Denis - Yeah, it's strange. If you look at a game like Diablo, for a while they had that hardcore mode where you could actually kill the other person you were playing with. That's just something I never entertained at trying ever. Multiple people competing in that way is not rewarding. I don't think so anyway. It's good for ganking, if you want to jump on someone's head during the game. I don't understand it either. I can't explain it. Maybe it's just one of those phenomenas that happen socially.
Nick - In Too Human, is there any kind of bonus above and beyond the standard teamwork and trading items of playing through the game co-op? Is there any kind of special abilities rewarded for co-op play?
Denis - Yeah, absolutely. When we designed the game, we designed it from the ground up in every class tree. The very first node is a shared passive node.

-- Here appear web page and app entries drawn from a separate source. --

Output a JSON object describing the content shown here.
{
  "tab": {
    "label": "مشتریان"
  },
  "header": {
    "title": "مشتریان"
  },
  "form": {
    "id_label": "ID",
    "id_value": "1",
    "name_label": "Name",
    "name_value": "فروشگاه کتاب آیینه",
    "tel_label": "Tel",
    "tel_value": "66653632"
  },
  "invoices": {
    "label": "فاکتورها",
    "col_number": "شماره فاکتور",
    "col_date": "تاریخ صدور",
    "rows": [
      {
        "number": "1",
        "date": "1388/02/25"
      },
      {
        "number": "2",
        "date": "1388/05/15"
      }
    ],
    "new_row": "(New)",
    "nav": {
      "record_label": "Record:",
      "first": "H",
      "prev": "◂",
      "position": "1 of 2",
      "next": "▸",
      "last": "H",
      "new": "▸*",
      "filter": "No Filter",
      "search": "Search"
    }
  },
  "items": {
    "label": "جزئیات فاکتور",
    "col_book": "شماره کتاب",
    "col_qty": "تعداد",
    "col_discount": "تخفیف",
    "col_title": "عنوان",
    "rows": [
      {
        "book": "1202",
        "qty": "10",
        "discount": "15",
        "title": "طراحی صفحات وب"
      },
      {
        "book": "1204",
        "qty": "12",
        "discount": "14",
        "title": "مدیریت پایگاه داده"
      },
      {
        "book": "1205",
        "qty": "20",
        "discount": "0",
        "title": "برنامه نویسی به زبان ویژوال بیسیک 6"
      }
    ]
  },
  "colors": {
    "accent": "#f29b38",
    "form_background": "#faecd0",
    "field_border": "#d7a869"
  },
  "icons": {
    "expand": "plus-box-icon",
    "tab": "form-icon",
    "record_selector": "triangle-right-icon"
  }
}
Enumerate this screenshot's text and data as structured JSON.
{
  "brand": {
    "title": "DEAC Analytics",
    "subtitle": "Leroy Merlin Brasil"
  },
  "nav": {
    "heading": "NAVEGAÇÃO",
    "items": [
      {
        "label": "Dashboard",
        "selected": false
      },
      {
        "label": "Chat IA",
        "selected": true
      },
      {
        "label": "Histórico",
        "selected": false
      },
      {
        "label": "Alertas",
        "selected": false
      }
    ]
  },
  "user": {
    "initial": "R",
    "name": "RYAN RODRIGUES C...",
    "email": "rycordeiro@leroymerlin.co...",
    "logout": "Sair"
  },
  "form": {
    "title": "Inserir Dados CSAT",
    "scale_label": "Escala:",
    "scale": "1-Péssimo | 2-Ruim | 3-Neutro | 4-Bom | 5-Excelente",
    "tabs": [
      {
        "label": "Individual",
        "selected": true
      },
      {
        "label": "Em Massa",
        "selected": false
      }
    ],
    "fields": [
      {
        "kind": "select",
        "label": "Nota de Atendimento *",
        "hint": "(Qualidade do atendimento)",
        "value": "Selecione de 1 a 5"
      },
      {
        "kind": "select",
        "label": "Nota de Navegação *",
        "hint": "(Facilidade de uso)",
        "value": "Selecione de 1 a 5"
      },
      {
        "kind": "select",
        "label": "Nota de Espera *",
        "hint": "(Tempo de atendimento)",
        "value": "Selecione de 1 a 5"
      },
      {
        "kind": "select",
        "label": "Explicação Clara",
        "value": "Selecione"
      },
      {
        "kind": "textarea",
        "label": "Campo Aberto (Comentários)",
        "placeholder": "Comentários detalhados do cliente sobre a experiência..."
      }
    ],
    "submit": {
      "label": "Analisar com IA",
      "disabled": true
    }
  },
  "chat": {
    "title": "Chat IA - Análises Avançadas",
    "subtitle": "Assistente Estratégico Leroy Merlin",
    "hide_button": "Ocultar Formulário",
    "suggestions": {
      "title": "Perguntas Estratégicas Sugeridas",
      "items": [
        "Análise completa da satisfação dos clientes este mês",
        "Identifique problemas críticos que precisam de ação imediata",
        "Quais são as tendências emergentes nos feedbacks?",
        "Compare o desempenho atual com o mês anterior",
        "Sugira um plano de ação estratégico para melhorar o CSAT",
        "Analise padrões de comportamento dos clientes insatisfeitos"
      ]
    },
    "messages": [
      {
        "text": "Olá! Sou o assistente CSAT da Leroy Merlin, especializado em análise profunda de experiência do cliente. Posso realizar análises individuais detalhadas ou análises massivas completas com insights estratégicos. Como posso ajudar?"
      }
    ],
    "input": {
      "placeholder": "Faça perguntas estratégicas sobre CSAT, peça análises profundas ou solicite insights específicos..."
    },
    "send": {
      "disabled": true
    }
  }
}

The Bio Engineer for example, will get a heal over time. So everyone that you are playing with gets that. That means that if you are a Champion or a Beserker, and you do a lot of the front line combat - you can be slowly healing all the time. Where the Defender gets armor bonuses, the Champion gives everyone critical strike bonuses. The Beserker gives everyone speed and combo bonuses. The Commando does rate of fire and explosive damage bonuses. So just by grouping with other different classes, because you'll get a different result, and also the bonuses stack - so if you get two Defenders you get a double armor bonus. So that alone is sort of the first level, but then we got other things too. There's different kind of specializations within the trees, there are different skill trees where you can pick certain spiders.
The spiders are one of the gifts from Cyberspace, and you can deploy the spider by hitting Y and it'll come out for a period of time and after a while you'll be able to use it again. It's kind of like a delayed offensive. One spider will do things like give everyone in the party a shield. Another is an anti-missile system, it sits there on the ground and fires laser beams at incoming missiles. There are lots of these spiders. These are the kind of things that really help co-op play. And when you are playing the game it's pretty interesting the combinations you can do.
Nick - I remember seeing a demo of the game, and it seemed like the spiders were a pretty big thing in the game.
Denis - Spiders are really cool. Some people focus builds solely around their spider. It's pretty neat. I'm trying one of those out right now. There's so many different builds you can do, but there's a class tree for human cybernetic, and on the skill tree there's a node that increases your spider duration. If you pump that up and your spider is on for a long time and you continually hit the y button, the spider will catch up to you and do things. There's this one spider that has this laser beam and it just sits there and fires at enemies. It'll sit there by the troll and go through body part by body part and go through destroying the troll. It's like your little helper. And in co-op you have a couple of little helpers, it's pretty neat.
Nick - Drop in and Drop out?
Denis - Yes!
Nick - Excellent.
Denis - We did it as seamlessly as we could.
Nick - That's good to hear. That's one of the most frustrating things lately, it seems like more games are adding co-op, but they are always missing one piece of it.
Denis - No, we did the best we could with it on that level. It is host based, so once the host leaves you have to restart the session.